Pentagon Fears Confirmed: Climate Change Leads to More Wars and Refugees. Bloomberg has the story: “The most comprehensive study done to assess the link between climate change, war and migration has confirmed that the warming planet is fueling conflicts that lead to more refugees. The conclusions published Wednesday in a scientific journal underscore the rising levels of anxiety that global warming has among leaders. Attendees at this year’s World Economic Forum in Davos, Switzerland, said the inability to adapt to higher temperatures is the biggest global risk. A Pentagon report published on Tuesday in Washington warned that rising seas and more frequent wild fires threaten U.S. security...”

Image credit: “”Climate, conflict and forced migration” in January 2019 issue of Global Environmental Change.


Climate Change is a Key Part of Understanding Migration, GAO Tells Trump Administration. InsideClimate News has more perspective on a growing link between a warming climate sparking more migration: “As the movement of refugees strains countries worldwide and becomes fuel for political clashes in the United States, the Trump administration has eliminated guidelines that the government once gave to American diplomats about how to plan for the impact of climate change on migration and global security. In a report released Thursday, the Government Accountability Office recommended the State Department restore the guidelines so U.S. diplomats are prepared for major population shifts that could destabilize a country or region. “Without clear guidance, State may miss opportunities to identify and address issues related to climate change as a potential driver of migration,” the report said…”

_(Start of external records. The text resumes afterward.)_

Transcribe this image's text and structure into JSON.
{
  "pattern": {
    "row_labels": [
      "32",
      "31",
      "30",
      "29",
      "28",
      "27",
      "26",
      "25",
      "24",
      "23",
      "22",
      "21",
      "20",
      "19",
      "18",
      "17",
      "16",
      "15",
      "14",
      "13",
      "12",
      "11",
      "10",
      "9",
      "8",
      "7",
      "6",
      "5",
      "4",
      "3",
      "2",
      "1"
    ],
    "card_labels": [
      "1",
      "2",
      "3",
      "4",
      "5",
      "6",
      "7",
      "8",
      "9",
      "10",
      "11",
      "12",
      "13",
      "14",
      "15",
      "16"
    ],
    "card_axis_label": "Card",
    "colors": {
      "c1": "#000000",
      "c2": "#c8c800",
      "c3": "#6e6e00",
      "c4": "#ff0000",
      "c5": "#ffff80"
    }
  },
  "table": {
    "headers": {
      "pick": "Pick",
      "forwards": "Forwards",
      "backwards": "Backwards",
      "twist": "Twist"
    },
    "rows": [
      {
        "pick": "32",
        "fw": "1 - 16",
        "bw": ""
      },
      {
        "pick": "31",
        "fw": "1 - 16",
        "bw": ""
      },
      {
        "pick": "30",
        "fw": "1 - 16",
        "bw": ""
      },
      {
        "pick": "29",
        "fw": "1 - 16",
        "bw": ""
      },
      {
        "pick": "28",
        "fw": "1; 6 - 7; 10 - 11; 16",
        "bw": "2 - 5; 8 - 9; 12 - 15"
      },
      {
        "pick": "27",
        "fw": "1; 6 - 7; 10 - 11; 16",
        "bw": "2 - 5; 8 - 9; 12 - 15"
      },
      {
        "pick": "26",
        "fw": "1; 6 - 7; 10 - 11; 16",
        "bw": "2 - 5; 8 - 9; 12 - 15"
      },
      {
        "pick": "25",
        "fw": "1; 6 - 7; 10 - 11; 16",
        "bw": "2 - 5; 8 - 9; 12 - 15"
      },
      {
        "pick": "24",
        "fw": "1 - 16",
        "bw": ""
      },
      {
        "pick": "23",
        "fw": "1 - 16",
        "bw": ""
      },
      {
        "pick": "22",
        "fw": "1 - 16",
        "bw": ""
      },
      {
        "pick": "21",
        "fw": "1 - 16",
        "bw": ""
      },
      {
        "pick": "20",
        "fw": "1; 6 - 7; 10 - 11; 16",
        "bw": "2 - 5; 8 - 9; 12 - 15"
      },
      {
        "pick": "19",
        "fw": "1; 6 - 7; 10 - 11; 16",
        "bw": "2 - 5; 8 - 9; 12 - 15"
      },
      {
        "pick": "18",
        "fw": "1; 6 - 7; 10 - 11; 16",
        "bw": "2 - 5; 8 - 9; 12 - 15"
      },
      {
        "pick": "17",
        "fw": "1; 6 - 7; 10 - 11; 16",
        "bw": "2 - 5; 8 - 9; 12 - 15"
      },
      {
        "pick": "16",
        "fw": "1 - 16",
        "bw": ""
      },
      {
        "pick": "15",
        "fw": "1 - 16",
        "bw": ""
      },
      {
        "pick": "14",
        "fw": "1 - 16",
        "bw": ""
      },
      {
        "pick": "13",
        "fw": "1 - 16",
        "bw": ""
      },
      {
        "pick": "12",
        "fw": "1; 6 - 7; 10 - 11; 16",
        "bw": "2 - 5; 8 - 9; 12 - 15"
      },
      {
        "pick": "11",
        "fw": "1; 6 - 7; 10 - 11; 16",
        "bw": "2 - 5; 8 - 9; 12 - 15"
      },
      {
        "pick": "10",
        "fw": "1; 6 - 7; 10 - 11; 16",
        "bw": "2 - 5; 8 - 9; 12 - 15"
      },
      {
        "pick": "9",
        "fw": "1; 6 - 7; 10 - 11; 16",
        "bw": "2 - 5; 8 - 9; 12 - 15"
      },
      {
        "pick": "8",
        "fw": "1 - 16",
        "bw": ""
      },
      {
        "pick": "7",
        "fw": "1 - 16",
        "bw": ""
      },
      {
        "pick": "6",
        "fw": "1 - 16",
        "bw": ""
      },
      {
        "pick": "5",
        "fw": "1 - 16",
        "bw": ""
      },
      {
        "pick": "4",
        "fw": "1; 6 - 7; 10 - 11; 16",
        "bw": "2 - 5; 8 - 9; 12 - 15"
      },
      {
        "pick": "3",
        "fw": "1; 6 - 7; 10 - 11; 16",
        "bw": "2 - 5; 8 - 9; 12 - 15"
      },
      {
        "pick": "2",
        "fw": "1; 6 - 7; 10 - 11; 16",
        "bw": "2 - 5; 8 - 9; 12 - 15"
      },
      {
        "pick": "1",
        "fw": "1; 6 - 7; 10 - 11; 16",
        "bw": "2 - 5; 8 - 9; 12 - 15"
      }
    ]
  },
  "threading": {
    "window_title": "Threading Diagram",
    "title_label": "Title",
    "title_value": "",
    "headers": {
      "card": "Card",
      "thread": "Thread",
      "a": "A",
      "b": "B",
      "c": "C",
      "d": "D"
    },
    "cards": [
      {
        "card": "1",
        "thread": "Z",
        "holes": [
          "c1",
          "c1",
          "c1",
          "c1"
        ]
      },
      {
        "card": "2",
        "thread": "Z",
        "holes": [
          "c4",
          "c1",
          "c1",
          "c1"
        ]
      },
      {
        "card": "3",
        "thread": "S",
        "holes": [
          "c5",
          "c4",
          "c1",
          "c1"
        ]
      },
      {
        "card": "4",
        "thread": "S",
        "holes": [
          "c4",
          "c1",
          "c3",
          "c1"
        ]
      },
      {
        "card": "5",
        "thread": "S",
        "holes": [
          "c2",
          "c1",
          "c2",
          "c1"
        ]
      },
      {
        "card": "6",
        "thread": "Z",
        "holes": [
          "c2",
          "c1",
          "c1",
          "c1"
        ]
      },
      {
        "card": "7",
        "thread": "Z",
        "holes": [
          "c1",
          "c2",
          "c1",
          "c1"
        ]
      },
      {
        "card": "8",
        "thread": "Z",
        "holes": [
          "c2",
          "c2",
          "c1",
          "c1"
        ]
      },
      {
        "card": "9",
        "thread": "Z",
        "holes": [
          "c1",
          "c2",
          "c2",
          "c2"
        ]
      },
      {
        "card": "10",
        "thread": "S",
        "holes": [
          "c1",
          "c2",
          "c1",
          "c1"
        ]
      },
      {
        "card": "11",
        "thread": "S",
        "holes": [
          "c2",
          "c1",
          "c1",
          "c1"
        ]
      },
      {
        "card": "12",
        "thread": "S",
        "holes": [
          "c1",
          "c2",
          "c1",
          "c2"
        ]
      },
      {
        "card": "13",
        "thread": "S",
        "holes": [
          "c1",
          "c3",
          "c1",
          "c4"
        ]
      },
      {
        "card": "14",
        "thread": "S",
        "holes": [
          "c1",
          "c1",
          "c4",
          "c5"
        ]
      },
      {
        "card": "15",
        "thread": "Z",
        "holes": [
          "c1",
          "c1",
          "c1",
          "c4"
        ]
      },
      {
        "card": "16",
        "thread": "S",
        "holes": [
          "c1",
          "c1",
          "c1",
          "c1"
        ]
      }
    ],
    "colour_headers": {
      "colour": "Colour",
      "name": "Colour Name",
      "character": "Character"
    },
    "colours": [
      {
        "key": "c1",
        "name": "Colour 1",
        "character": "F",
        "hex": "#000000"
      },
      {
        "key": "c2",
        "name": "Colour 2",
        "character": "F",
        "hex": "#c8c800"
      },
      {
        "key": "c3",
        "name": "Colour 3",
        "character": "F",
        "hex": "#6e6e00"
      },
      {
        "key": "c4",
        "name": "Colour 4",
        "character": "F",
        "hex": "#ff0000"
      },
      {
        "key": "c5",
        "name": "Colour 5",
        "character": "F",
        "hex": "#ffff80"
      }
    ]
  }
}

File photo: AFP.


The Word From a Climate Change Believer. Foreign Policy has a post from climate scientist (and evangelical Christian) Katharine Hayhoe: “A thermometer isn’t Democratic or Republican. It doesn’t give us a different number depending on how we vote. And climate change isn’t a liberal or conservative issue. It is a human issue. We care about a changing climate because it affects every single one of us who share this planet—the only home we have. That’s why we have to present every option. We need to hear libertarian solutions, free market solutions, bipartisan solutions. But by hiding from the problem and pretending as if their opinion were somehow able to alter reality, Republicans today are counting themselves out of the game. The longer they ignore climate change, the more difficult and expensive it’s going to be to fix—and the more suffering there will be…”

Photo credit: “Climate scientist Katharine Hayhoe speaks at Hardin-Simmons University in Abilene, Texas, on April 3, 2012.” (Nellie Doneva/Abilene Reporter-News via AP).